SOURCE INFORMATION —
>>>

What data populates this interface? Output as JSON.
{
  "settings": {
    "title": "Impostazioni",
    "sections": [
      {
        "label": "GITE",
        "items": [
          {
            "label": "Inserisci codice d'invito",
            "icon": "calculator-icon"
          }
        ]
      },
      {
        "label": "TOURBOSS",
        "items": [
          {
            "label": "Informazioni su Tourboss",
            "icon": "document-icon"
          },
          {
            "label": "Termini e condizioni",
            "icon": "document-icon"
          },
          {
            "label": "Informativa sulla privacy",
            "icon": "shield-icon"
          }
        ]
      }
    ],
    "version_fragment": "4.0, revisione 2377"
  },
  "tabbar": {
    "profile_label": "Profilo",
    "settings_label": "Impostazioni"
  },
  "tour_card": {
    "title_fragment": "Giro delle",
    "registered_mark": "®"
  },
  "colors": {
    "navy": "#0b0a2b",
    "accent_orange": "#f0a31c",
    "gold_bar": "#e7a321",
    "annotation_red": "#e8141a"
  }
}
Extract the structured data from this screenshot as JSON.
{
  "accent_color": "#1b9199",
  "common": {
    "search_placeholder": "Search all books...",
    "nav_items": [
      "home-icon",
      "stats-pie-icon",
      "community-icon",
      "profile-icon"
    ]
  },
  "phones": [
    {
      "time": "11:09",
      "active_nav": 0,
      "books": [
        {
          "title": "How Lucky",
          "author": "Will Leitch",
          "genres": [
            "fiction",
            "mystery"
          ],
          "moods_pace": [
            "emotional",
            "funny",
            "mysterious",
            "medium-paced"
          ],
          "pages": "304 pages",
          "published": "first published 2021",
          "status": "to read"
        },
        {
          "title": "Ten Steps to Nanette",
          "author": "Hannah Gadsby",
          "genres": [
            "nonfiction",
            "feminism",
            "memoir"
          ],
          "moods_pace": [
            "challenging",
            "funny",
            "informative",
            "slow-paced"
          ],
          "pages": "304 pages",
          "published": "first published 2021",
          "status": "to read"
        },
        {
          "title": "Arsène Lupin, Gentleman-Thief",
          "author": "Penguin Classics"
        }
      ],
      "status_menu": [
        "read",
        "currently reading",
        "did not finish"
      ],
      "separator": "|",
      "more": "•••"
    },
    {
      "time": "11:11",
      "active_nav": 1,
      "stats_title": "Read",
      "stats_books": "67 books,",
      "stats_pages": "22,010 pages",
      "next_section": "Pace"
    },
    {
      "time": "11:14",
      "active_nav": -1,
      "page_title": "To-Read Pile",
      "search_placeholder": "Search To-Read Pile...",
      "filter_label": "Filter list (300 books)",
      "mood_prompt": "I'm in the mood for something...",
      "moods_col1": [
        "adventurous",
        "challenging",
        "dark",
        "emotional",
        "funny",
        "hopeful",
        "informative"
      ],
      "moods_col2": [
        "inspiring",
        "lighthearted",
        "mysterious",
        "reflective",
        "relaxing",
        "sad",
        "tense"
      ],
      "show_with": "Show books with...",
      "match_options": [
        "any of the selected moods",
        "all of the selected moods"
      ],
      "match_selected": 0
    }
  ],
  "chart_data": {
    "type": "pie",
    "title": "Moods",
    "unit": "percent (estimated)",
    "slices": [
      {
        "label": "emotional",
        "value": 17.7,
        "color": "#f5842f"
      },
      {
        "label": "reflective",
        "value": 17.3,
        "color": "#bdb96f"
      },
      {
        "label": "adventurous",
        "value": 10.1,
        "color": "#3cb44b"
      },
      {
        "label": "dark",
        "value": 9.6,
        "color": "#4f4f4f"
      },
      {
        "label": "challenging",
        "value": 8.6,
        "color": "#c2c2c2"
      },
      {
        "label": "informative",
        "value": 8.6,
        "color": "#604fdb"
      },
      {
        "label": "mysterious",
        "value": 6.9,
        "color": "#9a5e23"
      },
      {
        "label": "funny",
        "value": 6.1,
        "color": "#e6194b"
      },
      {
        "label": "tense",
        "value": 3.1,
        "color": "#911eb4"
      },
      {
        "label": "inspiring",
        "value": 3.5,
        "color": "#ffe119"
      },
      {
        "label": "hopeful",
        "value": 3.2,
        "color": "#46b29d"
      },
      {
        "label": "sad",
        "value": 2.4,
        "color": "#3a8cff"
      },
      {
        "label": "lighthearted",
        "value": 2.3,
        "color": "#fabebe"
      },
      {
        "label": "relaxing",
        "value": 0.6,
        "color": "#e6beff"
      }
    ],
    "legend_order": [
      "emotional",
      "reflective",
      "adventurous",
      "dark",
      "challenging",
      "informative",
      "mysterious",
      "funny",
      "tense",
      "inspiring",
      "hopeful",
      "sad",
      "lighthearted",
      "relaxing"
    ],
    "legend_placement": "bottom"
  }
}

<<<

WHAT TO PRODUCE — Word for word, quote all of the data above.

EXERCISE SOLUTION —
What data populates this interface? Output as JSON.
{
  "settings": {
    "title": "Impostazioni",
    "sections": [
      {
        "label": "GITE",
        "items": [
          {
            "label": "Inserisci codice d'invito",
            "icon": "calculator-icon"
          }
        ]
      },
      {
        "label": "TOURBOSS",
        "items": [
          {
            "label": "Informazioni su Tourboss",
            "icon": "document-icon"
          },
          {
            "label": "Termini e condizioni",
            "icon": "document-icon"
          },
          {
            "label": "Informativa sulla privacy",
            "icon": "shield-icon"
          }
        ]
      }
    ],
    "version_fragment": "4.0, revisione 2377"
  },
  "tabbar": {
    "profile_label": "Profilo",
    "settings_label": "Impostazioni"
  },
  "tour_card": {
    "title_fragment": "Giro delle",
    "registered_mark": "®"
  },
  "colors": {
    "navy": "#0b0a2b",
    "accent_orange": "#f0a31c",
    "gold_bar": "#e7a321",
    "annotation_red": "#e8141a"
  }
}
Extract the structured data from this screenshot as JSON.
{
  "accent_color": "#1b9199",
  "common": {
    "search_placeholder": "Search all books...",
    "nav_items": [
      "home-icon",
      "stats-pie-icon",
      "community-icon",
      "profile-icon"
    ]
  },
  "phones": [
    {
      "time": "11:09",
      "active_nav": 0,
      "books": [
        {
          "title": "How Lucky",
          "author": "Will Leitch",
          "genres": [
            "fiction",
            "mystery"
          ],
          "moods_pace": [
            "emotional",
            "funny",
            "mysterious",
            "medium-paced"
          ],
          "pages": "304 pages",
          "published": "first published 2021",
          "status": "to read"
        },
        {
          "title": "Ten Steps to Nanette",
          "author": "Hannah Gadsby",
          "genres": [
            "nonfiction",
            "feminism",
            "memoir"
          ],
          "moods_pace": [
            "challenging",
            "funny",
            "informative",
            "slow-paced"
          ],
          "pages": "304 pages",
          "published": "first published 2021",
          "status": "to read"
        },
        {
          "title": "Arsène Lupin, Gentleman-Thief",
          "author": "Penguin Classics"
        }
      ],
      "status_menu": [
        "read",
        "currently reading",
        "did not finish"
      ],
      "separator": "|",
      "more": "•••"
    },
    {
      "time": "11:11",
      "active_nav": 1,
      "stats_title": "Read",
      "stats_books": "67 books,",
      "stats_pages": "22,010 pages",
      "next_section": "Pace"
    },
    {
      "time": "11:14",
      "active_nav": -1,
      "page_title": "To-Read Pile",
      "search_placeholder": "Search To-Read Pile...",
      "filter_label": "Filter list (300 books)",
      "mood_prompt": "I'm in the mood for something...",
      "moods_col1": [
        "adventurous",
        "challenging",
        "dark",
        "emotional",
        "funny",
        "hopeful",
        "informative"
      ],
      "moods_col2": [
        "inspiring",
        "lighthearted",
        "mysterious",
        "reflective",
        "relaxing",
        "sad",
        "tense"
      ],
      "show_with": "Show books with...",
      "match_options": [
        "any of the selected moods",
        "all of the selected moods"
      ],
      "match_selected": 0
    }
  ],
  "chart_data": {
    "type": "pie",
    "title": "Moods",
    "unit": "percent (estimated)",
    "slices": [
      {
        "label": "emotional",
        "value": 17.7,
        "color": "#f5842f"
      },
      {
        "label": "reflective",
        "value": 17.3,
        "color": "#bdb96f"
      },
      {
        "label": "adventurous",
        "value": 10.1,
        "color": "#3cb44b"
      },
      {
        "label": "dark",
        "value": 9.6,
        "color": "#4f4f4f"
      },
      {
        "label": "challenging",
        "value": 8.6,
        "color": "#c2c2c2"
      },
      {
        "label": "informative",
        "value": 8.6,
        "color": "#604fdb"
      },
      {
        "label": "mysterious",
        "value": 6.9,
        "color": "#9a5e23"
      },
      {
        "label": "funny",
        "value": 6.1,
        "color": "#e6194b"
      },
      {
        "label": "tense",
        "value": 3.1,
        "color": "#911eb4"
      },
      {
        "label": "inspiring",
        "value": 3.5,
        "color": "#ffe119"
      },
      {
        "label": "hopeful",
        "value": 3.2,
        "color": "#46b29d"
      },
      {
        "label": "sad",
        "value": 2.4,
        "color": "#3a8cff"
      },
      {
        "label": "lighthearted",
        "value": 2.3,
        "color": "#fabebe"
      },
      {
        "label": "relaxing",
        "value": 0.6,
        "color": "#e6beff"
      }
    ],
    "legend_order": [
      "emotional",
      "reflective",
      "adventurous",
      "dark",
      "challenging",
      "informative",
      "mysterious",
      "funny",
      "tense",
      "inspiring",
      "hopeful",
      "sad",
      "lighthearted",
      "relaxing"
    ],
    "legend_placement": "bottom"
  }
}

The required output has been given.